But pinning down exactly what constitutes hate speech is more complicated.
The company has devised a list of "protected categories."
People who fall into these categories are protected. However, people who fall into subsets of these categories are not.
To help its censors to understand this system, Facebook created a training program, one that includes a quiz to test its censors' understanding. One question follows. See if you can get it right.
"Black children," right?
Wrong. It's "white men." (Isn't it always?)
Why though? Well, while women and black people are protected, drivers and children are not.
Children are not?!
Nope, children are not. Facebook documents clearly say that people are not to be protected based on age.
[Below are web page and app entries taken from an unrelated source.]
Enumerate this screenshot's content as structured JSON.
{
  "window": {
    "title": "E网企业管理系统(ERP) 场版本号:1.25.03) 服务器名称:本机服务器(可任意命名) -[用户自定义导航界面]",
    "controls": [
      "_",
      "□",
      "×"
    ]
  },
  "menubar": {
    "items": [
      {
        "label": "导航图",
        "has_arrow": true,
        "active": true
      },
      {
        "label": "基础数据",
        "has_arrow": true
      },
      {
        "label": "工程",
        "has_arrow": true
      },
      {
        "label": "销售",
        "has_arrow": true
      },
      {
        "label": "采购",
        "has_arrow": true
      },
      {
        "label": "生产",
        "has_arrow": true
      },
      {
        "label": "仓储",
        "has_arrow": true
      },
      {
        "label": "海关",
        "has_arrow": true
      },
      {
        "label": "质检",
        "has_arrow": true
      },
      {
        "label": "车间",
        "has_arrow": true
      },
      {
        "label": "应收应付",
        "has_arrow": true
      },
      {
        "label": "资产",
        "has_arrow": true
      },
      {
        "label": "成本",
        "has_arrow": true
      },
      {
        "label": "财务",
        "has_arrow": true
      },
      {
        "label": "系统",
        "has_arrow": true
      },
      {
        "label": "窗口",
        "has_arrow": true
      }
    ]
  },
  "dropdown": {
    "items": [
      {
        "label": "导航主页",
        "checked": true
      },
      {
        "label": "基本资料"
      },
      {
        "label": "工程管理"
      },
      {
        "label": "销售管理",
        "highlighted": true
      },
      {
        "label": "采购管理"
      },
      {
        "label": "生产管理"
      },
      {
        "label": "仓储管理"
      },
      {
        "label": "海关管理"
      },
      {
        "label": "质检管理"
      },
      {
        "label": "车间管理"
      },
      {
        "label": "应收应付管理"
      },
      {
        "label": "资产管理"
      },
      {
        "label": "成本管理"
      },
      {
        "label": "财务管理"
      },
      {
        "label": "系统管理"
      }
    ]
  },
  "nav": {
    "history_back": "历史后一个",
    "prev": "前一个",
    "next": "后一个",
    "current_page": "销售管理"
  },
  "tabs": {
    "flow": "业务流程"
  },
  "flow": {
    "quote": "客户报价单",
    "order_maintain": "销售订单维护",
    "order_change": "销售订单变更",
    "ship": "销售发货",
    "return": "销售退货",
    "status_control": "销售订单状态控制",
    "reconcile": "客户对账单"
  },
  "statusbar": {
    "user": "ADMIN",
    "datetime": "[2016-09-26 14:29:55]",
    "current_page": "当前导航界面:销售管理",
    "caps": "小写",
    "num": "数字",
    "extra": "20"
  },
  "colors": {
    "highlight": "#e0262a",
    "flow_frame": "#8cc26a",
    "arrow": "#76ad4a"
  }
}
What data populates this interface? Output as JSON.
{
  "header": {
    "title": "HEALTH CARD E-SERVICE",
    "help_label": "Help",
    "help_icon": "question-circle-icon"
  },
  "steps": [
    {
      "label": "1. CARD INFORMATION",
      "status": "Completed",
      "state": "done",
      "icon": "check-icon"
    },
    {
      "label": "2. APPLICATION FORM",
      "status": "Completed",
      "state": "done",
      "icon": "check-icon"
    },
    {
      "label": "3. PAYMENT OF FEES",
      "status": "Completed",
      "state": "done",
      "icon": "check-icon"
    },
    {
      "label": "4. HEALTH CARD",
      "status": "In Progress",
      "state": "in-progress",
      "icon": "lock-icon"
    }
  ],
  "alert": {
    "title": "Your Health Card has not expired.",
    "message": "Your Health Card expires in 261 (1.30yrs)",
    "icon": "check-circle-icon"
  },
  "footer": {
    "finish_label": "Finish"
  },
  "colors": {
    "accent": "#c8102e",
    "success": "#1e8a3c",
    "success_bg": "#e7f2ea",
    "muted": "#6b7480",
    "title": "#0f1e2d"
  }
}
So if you're an elder, you get no extra respect, and if you're a child, no extra protections.
And while women drivers are often under attack (in some countries, literally), driving is something you do; it could even be called an occupation, which is something else that has no special protections. Also not protected are religions, social classes and appearances.
What's with these rules?
Facebook sees itself as a global service, and on that service, it believes, all users are equal.
Here in the U.S., we have affirmative action to protect the marginalized. But Facebook refuses to acknowledge that marginalization exists. Under its rules, a wealthy white man in France deserves the same treatment as a poor black man in Indiana.
And that's true — each man is just as good as the other.
And yet, when was the last time a white French man was summarily gunned down by police during a routine traffic stop?
University of Maryland professor of law Danielle Citron hones in on this with her criticism of Facebook's rules. "Incorporating this color-blindness idea which is not in the spirit of why we have equal protection," she told ProPublica, adding that Facebook's methods "protect the people who least need it and take it away from those who really need it.”
Officials from Facebook say that they understand that their rules are imperfect. But the company's head of global policy management, Monika Bickert was less than apologetic about that fact. "That is the reality of having policies that apply to a global community where people around the world are going to have very different ideas about what is okay to share,” she said.
Accepting that technology isn't infallible, Facebook's critics argue that current policy lacks nuance.
For example, Morgan State University journalism professor Stacy Patton once had a post removed in which she asked why “it’s not a crime when white freelance vigilantes and agents of ‘the state’ are serial killers of unarmed black people, but when black people kill each other then we are ‘animals’ or ‘criminals.’”
Patton's account was blocked for three days, and that post was deleted.
And yet when the House of Representative's Clay Higgins (R-LA) wrote of Muslims, “Hunt them, identify them, and kill them. Kill them all. For the sake of all that is good and righteous. Kill them all," nothing happened to him or his page.
How is a call for slaughter okay, but a post that questions how we address killing not?
Well, Higgins wrote about a religion (not protected), a subgroup (radicalized Muslims, not protected), and arguably, a political group (again, radicalized Muslims, again, not protected).
On the other hand, Patton wrote about race and ethnicity, white people and black people, both of whom are protected.
“It’s such emotional violence,” said Patton. “Particularly as a black person, we’re always having these discussions about mass incarceration, and then here’s this fiber-optic space where you can express yourself. Then you say something that some anonymous person doesn’t like and then you’re in ‘jail.’”
It makes one wonder: how committed are you to fighting hate speech when much of your energy is used up fighting those who are on your side?